After DeHerrera answered “Yes,” Meyer grabbed a microphone and told the room that he has had many clients picked up while reporting to district- and county-level courthouses for trials unrelated to immigration.

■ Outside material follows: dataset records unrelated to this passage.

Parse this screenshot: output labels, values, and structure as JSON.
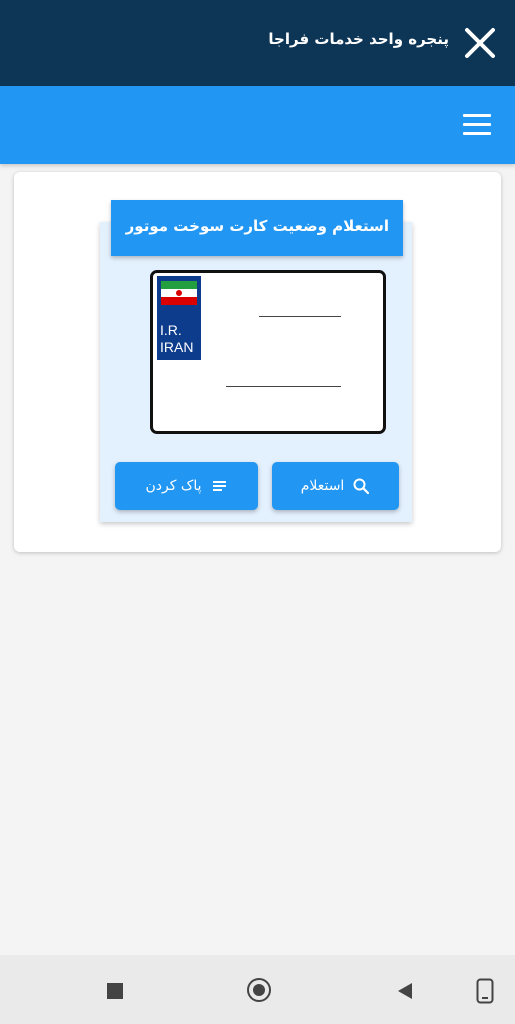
{
  "window": {
    "title": "پنجره واحد خدمات فراجا"
  },
  "panel": {
    "title": "استعلام وضعیت کارت سوخت موتور"
  },
  "plate": {
    "country_line1": "I.R.",
    "country_line2": "IRAN"
  },
  "buttons": {
    "inquiry_label": "استعلام",
    "clear_label": "پاک کردن"
  },
  "colors": {
    "topbar": "#0d3556",
    "accent": "#2196f3",
    "panel_bg": "#e3f0fd",
    "plate_strip": "#0d3c8c"
  },
  "icons": [
    "close-icon",
    "menu-icon",
    "search-icon",
    "clear-lines-icon",
    "iran-flag-icon",
    "recent-apps-icon",
    "home-icon",
    "back-icon",
    "screen-rotate-icon"
  ]
}
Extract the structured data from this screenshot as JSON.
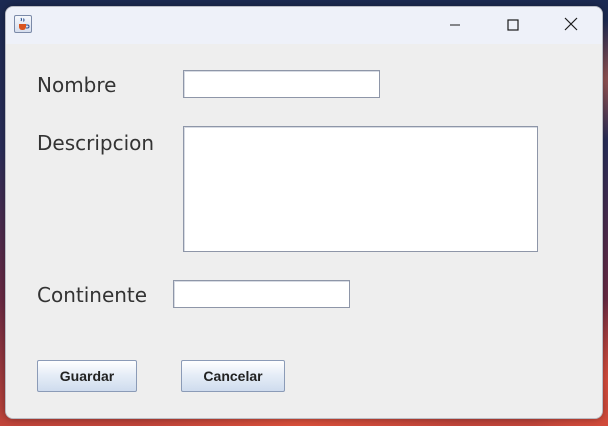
{
  "window": {
    "title": "",
    "app_icon": "java-cup-icon",
    "controls": {
      "minimize_icon": "minimize-icon",
      "maximize_icon": "maximize-icon",
      "close_icon": "close-icon"
    }
  },
  "form": {
    "nombre": {
      "label": "Nombre",
      "value": ""
    },
    "descripcion": {
      "label": "Descripcion",
      "value": ""
    },
    "continente": {
      "label": "Continente",
      "value": ""
    }
  },
  "buttons": {
    "guardar": "Guardar",
    "cancelar": "Cancelar"
  },
  "colors": {
    "window_bg": "#eeeeee",
    "titlebar_bg": "#eef1f9",
    "field_border": "#8e96a8",
    "label_text": "#333333"
  }
}
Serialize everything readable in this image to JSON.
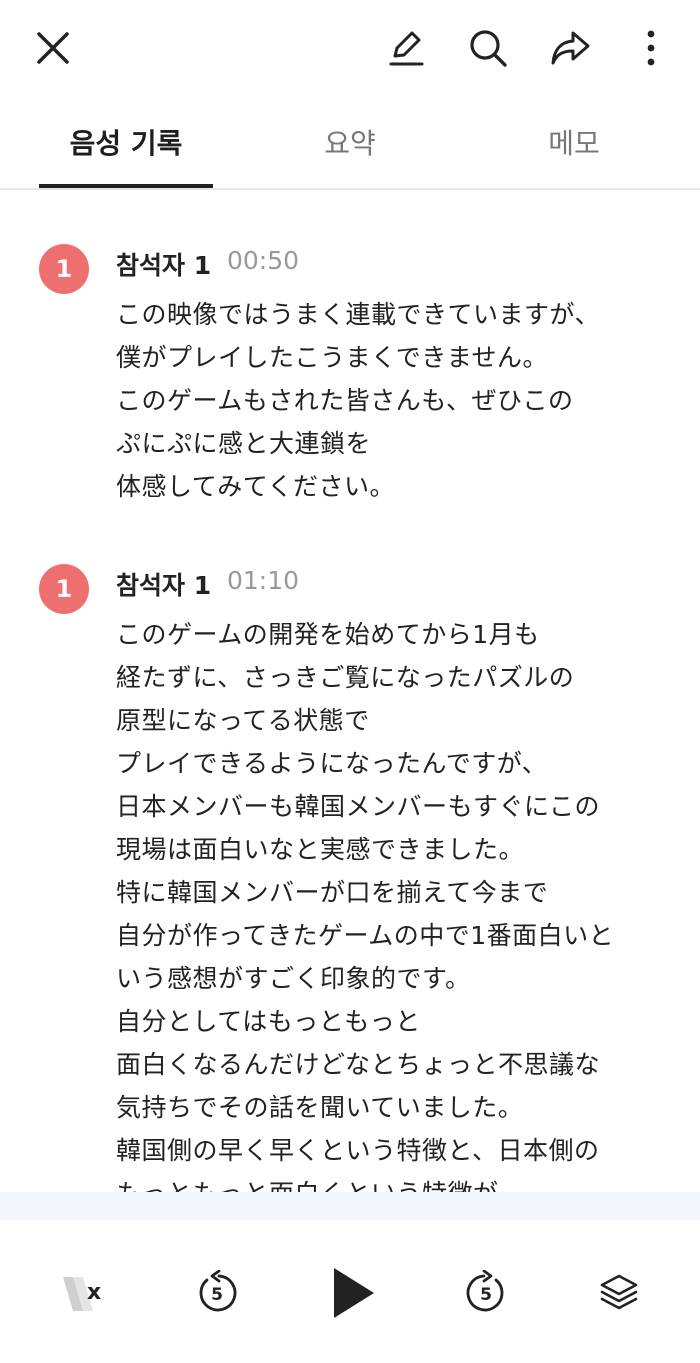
{
  "toolbar": {
    "close_icon": "close-icon",
    "edit_icon": "pencil-icon",
    "search_icon": "search-icon",
    "share_icon": "share-icon",
    "more_icon": "more-vertical-icon"
  },
  "tabs": [
    {
      "label": "음성 기록",
      "active": true
    },
    {
      "label": "요약",
      "active": false
    },
    {
      "label": "메모",
      "active": false
    }
  ],
  "transcript": [
    {
      "avatar": "1",
      "speaker": "참석자 1",
      "time": "00:50",
      "lines": [
        "この映像ではうまく連載できていますが、",
        "僕がプレイしたこうまくできません。",
        "このゲームもされた皆さんも、ぜひこの",
        "ぷにぷに感と大連鎖を",
        "体感してみてください。"
      ]
    },
    {
      "avatar": "1",
      "speaker": "참석자 1",
      "time": "01:10",
      "lines": [
        "このゲームの開発を始めてから1月も",
        "経たずに、さっきご覧になったパズルの",
        "原型になってる状態で",
        "プレイできるようになったんですが、",
        "日本メンバーも韓国メンバーもすぐにこの",
        "現場は面白いなと実感できました。",
        "特に韓国メンバーが口を揃えて今まで",
        "自分が作ってきたゲームの中で1番面白いと",
        "いう感想がすごく印象的です。",
        "自分としてはもっともっと",
        "面白くなるんだけどなとちょっと不思議な",
        "気持ちでその話を聞いていました。",
        "韓国側の早く早くという特徴と、日本側の",
        "もっともっと面白くという特徴が"
      ]
    }
  ],
  "player": {
    "speed_label": "x",
    "rewind_label": "5",
    "forward_label": "5",
    "accent_color": "#ee6f6f"
  }
}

Meyer said he also has clients who have been picked up while posting bond and while reporting to probation offices.
While he didn’t say that people concerned about their immigration status shouldn’t report to court or to probation offices, he stressed that ICE is indeed using those locations to make apprehensions – a practice that's confirmed by the video his office published on Thursday.
"This undermines community policing and public safety, because it drives entire immigrant communities away from the trust that they want to have in local government," Meyer told Westword after the video was published. "It's clear that ICE couldn't care less about these consequences."
"However, we have faith that the Mayor's Office and Denver City Council will implement substantive protections to prevent ICE from wreaking havoc on our local court system, rebuild trust at the local level, and protect immigrant communities from the Trump administration's brutal mass-deportation plans," he added.
The Meyer Law Office is now leading a charge to pressure Denver and Colorado elected officials to pass sanctuary laws that limit where and when ICE can operate.
In a followup to the video showing the three ICE agents in the Lindsey-Flanigan courthouse, Meyer and his office’s policy director, Julie Gonzales, sat down for a Facebook Live video to explain how people can protect themselves and what they can do to push Denver and Colorado to create sanctuary laws.
In the Facebook video, Gonzales points out that – especially as it appeared that the three ICE agents didn’t have warrants — anyone finding themselves apprehended in such a manner should exercise his or her right to remain silent.
“The Constitution protects everybody, regardless of your immigration status,” she says.
Gonzales adds that when confronted with an ICE agent, undocumented immigrants should “ask the officer: ‘Am I free to leave?’ If the answer is yes…you should leave. If the answer is no…absolutely utilize your right to remain silent. Don’t answer any questions. The only obligation you have in that moment is to give your full name and date of birth to identify yourself.”
The Meyer office has made its own “know your rights” pamphlet, which goes into more detail.
Later in the Facebook video, Meyer adds, “There are things we can do to get ICE out of our courts. We need to pass those policies now.”
He suggests calling members of Denver’s City Council. “Let them know you want ICE out of our courts,” he says. “We want our city to be inclusive and welcoming, and in order for it to be inclusive and welcoming, it has to build those protections against what Donald Trump has said are his clear plans.”
On February 20, the Department of Homeland Security published two memos outlining those plans. It includes hiring an additional 10,000 ICE agents.
This story was updated on Friday, February 24, to include a statement from ICE.
Keep Westword Free... Since we started Westword, it has been defined as the free, independent voice of Denver, and we would like to keep it that way. Offering our readers free access to incisive coverage of local news, food and culture. Producing stories on everything from political scandals to the hottest new bands, with gutsy reporting, stylish writing, and staffers who've won everything from the Society of Professional Journalists' Sigma Delta Chi feature-writing award to the Casey Medal for Meritorious Journalism. But with local journalism's existence under siege and advertising revenue setbacks having a larger impact, it is important now more than ever for us to rally support behind funding our local journalism. You can help by participating in our "I Support" membership program, allowing us to keep covering Denver with no paywalls.